Action item: Write the records out again in full, word for word.

Given information below:

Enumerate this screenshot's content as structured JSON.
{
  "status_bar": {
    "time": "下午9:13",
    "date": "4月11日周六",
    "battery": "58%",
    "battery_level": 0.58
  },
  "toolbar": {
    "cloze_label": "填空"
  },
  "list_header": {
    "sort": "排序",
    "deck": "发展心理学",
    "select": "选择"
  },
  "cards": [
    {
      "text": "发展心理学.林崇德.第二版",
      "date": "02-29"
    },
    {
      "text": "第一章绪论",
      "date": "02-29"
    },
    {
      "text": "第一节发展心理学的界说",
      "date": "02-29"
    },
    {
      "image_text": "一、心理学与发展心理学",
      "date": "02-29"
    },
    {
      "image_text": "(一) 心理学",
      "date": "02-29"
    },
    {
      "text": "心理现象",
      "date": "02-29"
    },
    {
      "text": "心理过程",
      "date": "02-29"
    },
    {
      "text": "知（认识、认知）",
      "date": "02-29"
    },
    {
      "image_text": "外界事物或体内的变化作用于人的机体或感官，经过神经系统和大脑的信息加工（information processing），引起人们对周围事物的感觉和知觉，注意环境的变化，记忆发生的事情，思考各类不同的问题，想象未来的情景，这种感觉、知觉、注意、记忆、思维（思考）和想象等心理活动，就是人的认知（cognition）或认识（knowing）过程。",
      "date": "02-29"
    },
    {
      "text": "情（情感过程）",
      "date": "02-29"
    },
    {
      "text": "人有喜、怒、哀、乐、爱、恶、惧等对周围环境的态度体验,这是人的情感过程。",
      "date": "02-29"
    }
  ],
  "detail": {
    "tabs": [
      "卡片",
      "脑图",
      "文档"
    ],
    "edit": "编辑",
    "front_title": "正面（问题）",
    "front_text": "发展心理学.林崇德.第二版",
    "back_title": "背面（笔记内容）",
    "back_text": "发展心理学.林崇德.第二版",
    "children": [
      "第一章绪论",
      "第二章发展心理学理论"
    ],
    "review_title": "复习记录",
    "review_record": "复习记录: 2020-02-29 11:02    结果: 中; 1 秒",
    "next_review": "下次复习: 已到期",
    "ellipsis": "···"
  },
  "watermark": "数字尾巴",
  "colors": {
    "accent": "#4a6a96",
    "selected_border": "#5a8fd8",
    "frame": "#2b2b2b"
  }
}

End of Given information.

Written response:
Enumerate this screenshot's content as structured JSON.
{
  "status_bar": {
    "time": "下午9:13",
    "date": "4月11日周六",
    "battery": "58%",
    "battery_level": 0.58
  },
  "toolbar": {
    "cloze_label": "填空"
  },
  "list_header": {
    "sort": "排序",
    "deck": "发展心理学",
    "select": "选择"
  },
  "cards": [
    {
      "text": "发展心理学.林崇德.第二版",
      "date": "02-29"
    },
    {
      "text": "第一章绪论",
      "date": "02-29"
    },
    {
      "text": "第一节发展心理学的界说",
      "date": "02-29"
    },
    {
      "image_text": "一、心理学与发展心理学",
      "date": "02-29"
    },
    {
      "image_text": "(一) 心理学",
      "date": "02-29"
    },
    {
      "text": "心理现象",
      "date": "02-29"
    },
    {
      "text": "心理过程",
      "date": "02-29"
    },
    {
      "text": "知（认识、认知）",
      "date": "02-29"
    },
    {
      "image_text": "外界事物或体内的变化作用于人的机体或感官，经过神经系统和大脑的信息加工（information processing），引起人们对周围事物的感觉和知觉，注意环境的变化，记忆发生的事情，思考各类不同的问题，想象未来的情景，这种感觉、知觉、注意、记忆、思维（思考）和想象等心理活动，就是人的认知（cognition）或认识（knowing）过程。",
      "date": "02-29"
    },
    {
      "text": "情（情感过程）",
      "date": "02-29"
    },
    {
      "text": "人有喜、怒、哀、乐、爱、恶、惧等对周围环境的态度体验,这是人的情感过程。",
      "date": "02-29"
    }
  ],
  "detail": {
    "tabs": [
      "卡片",
      "脑图",
      "文档"
    ],
    "edit": "编辑",
    "front_title": "正面（问题）",
    "front_text": "发展心理学.林崇德.第二版",
    "back_title": "背面（笔记内容）",
    "back_text": "发展心理学.林崇德.第二版",
    "children": [
      "第一章绪论",
      "第二章发展心理学理论"
    ],
    "review_title": "复习记录",
    "review_record": "复习记录: 2020-02-29 11:02    结果: 中; 1 秒",
    "next_review": "下次复习: 已到期",
    "ellipsis": "···"
  },
  "watermark": "数字尾巴",
  "colors": {
    "accent": "#4a6a96",
    "selected_border": "#5a8fd8",
    "frame": "#2b2b2b"
  }
}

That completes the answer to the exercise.